Warm Bodies

Dead boy meets girl in a clever new zombie love story.


Warm Bodies suggests what the Twilight films might have been if the Twilight films didn't, you know, suck. This movie is also a tale of forbidden young interspecies love, but it's self-aware and funny and really charming. Basically, it's a reworking of Romeo and Juliet (there's even a balcony scene) with zombies. But the traditional zombie lore has been cleverly tweaked. Now, when the lurching undead catch a human and eat its brains, they also ingest their victim's thoughts and emotions—and suddenly feel a re-stirring of their own blighted humanity.

The story, derived from Isaac Marion's 2010 novel, is set in the usual post-apocalyptic future—eight years after a mysterious plague turned most of the population into shambling gut munchers and drove the uninfected survivors into walled compounds, from which they cautiously emerge to scavenge for supplies. In a cute twist on the 1978 Dawn of the Dead—in which George Romero relocated his zombie war to a shopping mall for purposes of social commentary—the zombies in this picture are headquartered in an abandoned airport, where they shuffle about day in and day out, pausing only to share an occasional grunt or snarl. Their endless, dead-eyed perambulation suggests in a horribly vivid way what it might be like to be stuck in a crowded air terminal where every flight has been delayed forever.

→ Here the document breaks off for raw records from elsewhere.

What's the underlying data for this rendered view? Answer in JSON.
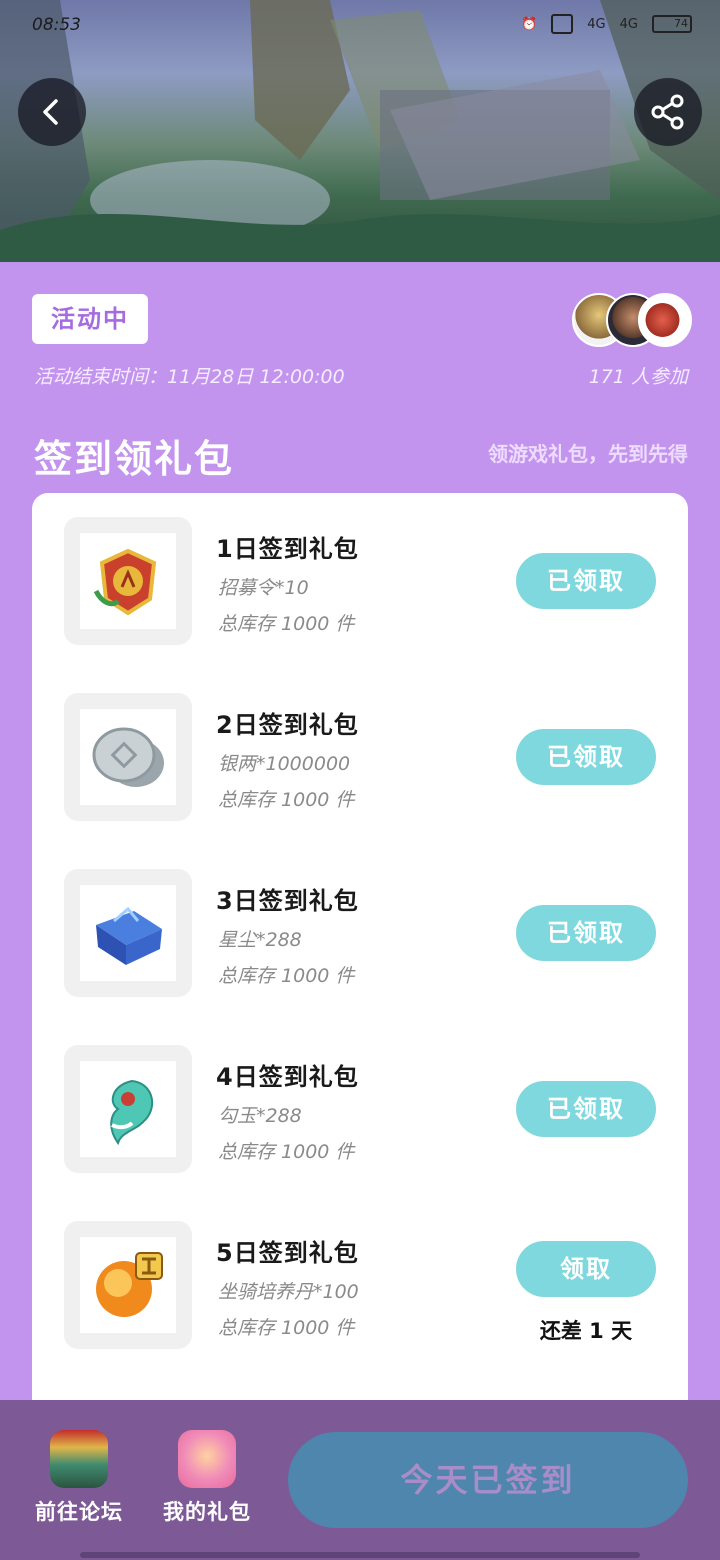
{
  "status_bar": {
    "time": "08:53",
    "network_left": "4G",
    "network_right": "4G",
    "battery": "74"
  },
  "header": {
    "back_icon": "chevron-left-icon",
    "share_icon": "share-icon"
  },
  "activity": {
    "status_badge": "活动中",
    "end_time": "活动结束时间：11月28日 12:00:00",
    "participants": "171 人参加"
  },
  "section": {
    "title": "签到领礼包",
    "subtitle": "领游戏礼包，先到先得"
  },
  "gifts": [
    {
      "name": "1日签到礼包",
      "desc": "招募令*10",
      "stock": "总库存 1000 件",
      "button": "已领取"
    },
    {
      "name": "2日签到礼包",
      "desc": "银两*1000000",
      "stock": "总库存 1000 件",
      "button": "已领取"
    },
    {
      "name": "3日签到礼包",
      "desc": "星尘*288",
      "stock": "总库存 1000 件",
      "button": "已领取"
    },
    {
      "name": "4日签到礼包",
      "desc": "勾玉*288",
      "stock": "总库存 1000 件",
      "button": "已领取"
    },
    {
      "name": "5日签到礼包",
      "desc": "坐骑培养丹*100",
      "stock": "总库存 1000 件",
      "button": "领取",
      "remaining": "还差 1 天"
    }
  ],
  "bottom": {
    "forum_label": "前往论坛",
    "mygifts_label": "我的礼包",
    "signed_label": "今天已签到"
  },
  "colors": {
    "background": "#c394ee",
    "button": "#7fd8de",
    "bottom_bar": "#7d5a96",
    "signed_button": "#4e86ad"
  }
}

One of these walking dead is a young guy called R (Nicholas Hoult, of X-Men: First Class and the British TV series Skins). R doesn't remember much about his pre-death existence, beyond the fact that his name started with R, but judging by the rancid hoodie in which he wanders around, he figures he was probably an unemployed slacker. Unusually for a zombie, he also feels lonely, and he suspects that another of his acquaintances, a pulse-challenged character called M (Rob Corddry), might harbor similar feelings.

Out hunting for dinner one night, R and his zombie pack encounter a group of tasty young humans from the local compound. R kills one of them, a boy named Perry (Dave Franco), and, in the customary manner, starts eating his brain. Suddenly R's head is flooded with Perry's romantic memories of a young blonde woman—and when R looks up, there she is, looking really cute and training a rifle on him. The girl's name is Julie (Australian actress Teresa Palmer), and after much scuffling and gunfire, R manages to convince her that he means her no harm. He even persuades her to accompany him back to his pad—an abandoned 747 airliner—where, among other homey things, he has a battery-powered record player and a stash of vinyl albums. (Vinyl, he barely manages to say, has "better sound—more alive.")

Can this nascent love ever blossom? Julie's father (John Malkovich), hard-nosed commander of the humans' compound, will surely be opposed. But with some makeup assistance from her friend Nora (the reliably excellent Analeigh Tipton), she manages to sneak R inside anyway, and he actually does pass parental inspection—briefly, anyway. The ensuing complications are generally funny, and the young lovers' growing bond—bolstered by R's resurgent humanity—is sweet without being sappy, or in any other way Twilight-like. 

The story's structure imposes a technical problem, however. Since R is barely able to utter a word in the opening sections of the film (he grows more adept as things move along), most of his dialogue has to be rendered in voice-over. And since the character must also maintain a single, conked-out facial expression, the possibilities for Hoult to project some sort of personality are minimal. That he manages to do so at all is a tribute to his line-reading skill, and to the wryly deadpan dialogue. ("This isn't going well," R mumbles when Julie pulls away from him. "I wanna die all over again.")

There's also a breed of skeletal super-zombies—"Bonies," they're called—whose intermittent onslaughts grow tiresome, not least because of the run-of-the-mill motion-capture technique that's been used to create them. And it would've been nice if director Jonathan Levine (50/50) had encouraged Malkovich to be a little more Malkovichian—his usual surging flamboyance is oddly dampened here.

The movie also feels just a little long, even at 97 minutes. But it has real heart (as opposed to whatever it is the Twilight films have). And Hoult and Palmer easily persuade us that their characters were made for each other. Watching Julie resting in bed, R thinks, "It must be nice to sleep. I wish I could dream." Turns out he has good reason to do so.